ABOUT THIS TASK:
Your answer is the listing, printed exactly as given.

SUPPLIED INFORMATION:
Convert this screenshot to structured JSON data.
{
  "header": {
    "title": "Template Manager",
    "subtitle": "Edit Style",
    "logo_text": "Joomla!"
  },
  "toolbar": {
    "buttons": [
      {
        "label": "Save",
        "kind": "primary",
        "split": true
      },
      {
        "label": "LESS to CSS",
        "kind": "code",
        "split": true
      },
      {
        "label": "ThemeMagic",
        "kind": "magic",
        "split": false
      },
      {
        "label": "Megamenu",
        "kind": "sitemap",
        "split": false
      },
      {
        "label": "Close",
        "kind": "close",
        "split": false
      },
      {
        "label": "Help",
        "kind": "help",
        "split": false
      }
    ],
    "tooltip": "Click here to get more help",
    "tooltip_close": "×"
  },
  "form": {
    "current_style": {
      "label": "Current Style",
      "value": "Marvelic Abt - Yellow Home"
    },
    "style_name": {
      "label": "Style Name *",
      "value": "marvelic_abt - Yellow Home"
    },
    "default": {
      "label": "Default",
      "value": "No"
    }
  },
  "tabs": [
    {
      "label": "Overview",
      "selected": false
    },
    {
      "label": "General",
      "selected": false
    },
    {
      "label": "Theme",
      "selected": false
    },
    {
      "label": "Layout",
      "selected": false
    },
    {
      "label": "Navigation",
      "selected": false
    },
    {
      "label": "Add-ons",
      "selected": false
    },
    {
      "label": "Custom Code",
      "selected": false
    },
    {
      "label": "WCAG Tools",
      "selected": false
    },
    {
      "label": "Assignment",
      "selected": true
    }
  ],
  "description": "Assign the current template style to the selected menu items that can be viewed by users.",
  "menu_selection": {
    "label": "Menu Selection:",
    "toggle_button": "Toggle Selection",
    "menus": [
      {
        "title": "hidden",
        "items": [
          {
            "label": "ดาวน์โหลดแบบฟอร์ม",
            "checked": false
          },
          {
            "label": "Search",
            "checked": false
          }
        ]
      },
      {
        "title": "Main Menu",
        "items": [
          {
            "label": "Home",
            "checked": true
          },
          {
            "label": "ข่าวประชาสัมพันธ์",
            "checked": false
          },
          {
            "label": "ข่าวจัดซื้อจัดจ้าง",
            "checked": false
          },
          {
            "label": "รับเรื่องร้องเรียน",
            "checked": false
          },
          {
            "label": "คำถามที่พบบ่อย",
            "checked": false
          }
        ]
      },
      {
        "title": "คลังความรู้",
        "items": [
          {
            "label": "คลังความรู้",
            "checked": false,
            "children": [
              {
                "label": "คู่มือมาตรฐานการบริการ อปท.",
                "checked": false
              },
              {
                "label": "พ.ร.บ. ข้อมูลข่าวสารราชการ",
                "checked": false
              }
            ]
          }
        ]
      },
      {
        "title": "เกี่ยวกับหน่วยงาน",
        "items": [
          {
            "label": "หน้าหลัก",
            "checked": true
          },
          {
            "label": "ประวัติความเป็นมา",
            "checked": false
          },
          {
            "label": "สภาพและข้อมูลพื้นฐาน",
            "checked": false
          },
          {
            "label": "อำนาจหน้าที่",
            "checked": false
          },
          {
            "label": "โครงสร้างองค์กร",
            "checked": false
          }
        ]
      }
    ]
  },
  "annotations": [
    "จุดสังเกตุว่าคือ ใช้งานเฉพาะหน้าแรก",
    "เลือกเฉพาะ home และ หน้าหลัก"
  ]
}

RESPONSE TO THIS EXERCISE:
Convert this screenshot to structured JSON data.
{
  "header": {
    "title": "Template Manager",
    "subtitle": "Edit Style",
    "logo_text": "Joomla!"
  },
  "toolbar": {
    "buttons": [
      {
        "label": "Save",
        "kind": "primary",
        "split": true
      },
      {
        "label": "LESS to CSS",
        "kind": "code",
        "split": true
      },
      {
        "label": "ThemeMagic",
        "kind": "magic",
        "split": false
      },
      {
        "label": "Megamenu",
        "kind": "sitemap",
        "split": false
      },
      {
        "label": "Close",
        "kind": "close",
        "split": false
      },
      {
        "label": "Help",
        "kind": "help",
        "split": false
      }
    ],
    "tooltip": "Click here to get more help",
    "tooltip_close": "×"
  },
  "form": {
    "current_style": {
      "label": "Current Style",
      "value": "Marvelic Abt - Yellow Home"
    },
    "style_name": {
      "label": "Style Name *",
      "value": "marvelic_abt - Yellow Home"
    },
    "default": {
      "label": "Default",
      "value": "No"
    }
  },
  "tabs": [
    {
      "label": "Overview",
      "selected": false
    },
    {
      "label": "General",
      "selected": false
    },
    {
      "label": "Theme",
      "selected": false
    },
    {
      "label": "Layout",
      "selected": false
    },
    {
      "label": "Navigation",
      "selected": false
    },
    {
      "label": "Add-ons",
      "selected": false
    },
    {
      "label": "Custom Code",
      "selected": false
    },
    {
      "label": "WCAG Tools",
      "selected": false
    },
    {
      "label": "Assignment",
      "selected": true
    }
  ],
  "description": "Assign the current template style to the selected menu items that can be viewed by users.",
  "menu_selection": {
    "label": "Menu Selection:",
    "toggle_button": "Toggle Selection",
    "menus": [
      {
        "title": "hidden",
        "items": [
          {
            "label": "ดาวน์โหลดแบบฟอร์ม",
            "checked": false
          },
          {
            "label": "Search",
            "checked": false
          }
        ]
      },
      {
        "title": "Main Menu",
        "items": [
          {
            "label": "Home",
            "checked": true
          },
          {
            "label": "ข่าวประชาสัมพันธ์",
            "checked": false
          },
          {
            "label": "ข่าวจัดซื้อจัดจ้าง",
            "checked": false
          },
          {
            "label": "รับเรื่องร้องเรียน",
            "checked": false
          },
          {
            "label": "คำถามที่พบบ่อย",
            "checked": false
          }
        ]
      },
      {
        "title": "คลังความรู้",
        "items": [
          {
            "label": "คลังความรู้",
            "checked": false,
            "children": [
              {
                "label": "คู่มือมาตรฐานการบริการ อปท.",
                "checked": false
              },
              {
                "label": "พ.ร.บ. ข้อมูลข่าวสารราชการ",
                "checked": false
              }
            ]
          }
        ]
      },
      {
        "title": "เกี่ยวกับหน่วยงาน",
        "items": [
          {
            "label": "หน้าหลัก",
            "checked": true
          },
          {
            "label": "ประวัติความเป็นมา",
            "checked": false
          },
          {
            "label": "สภาพและข้อมูลพื้นฐาน",
            "checked": false
          },
          {
            "label": "อำนาจหน้าที่",
            "checked": false
          },
          {
            "label": "โครงสร้างองค์กร",
            "checked": false
          }
        ]
      }
    ]
  },
  "annotations": [
    "จุดสังเกตุว่าคือ ใช้งานเฉพาะหน้าแรก",
    "เลือกเฉพาะ home และ หน้าหลัก"
  ]
}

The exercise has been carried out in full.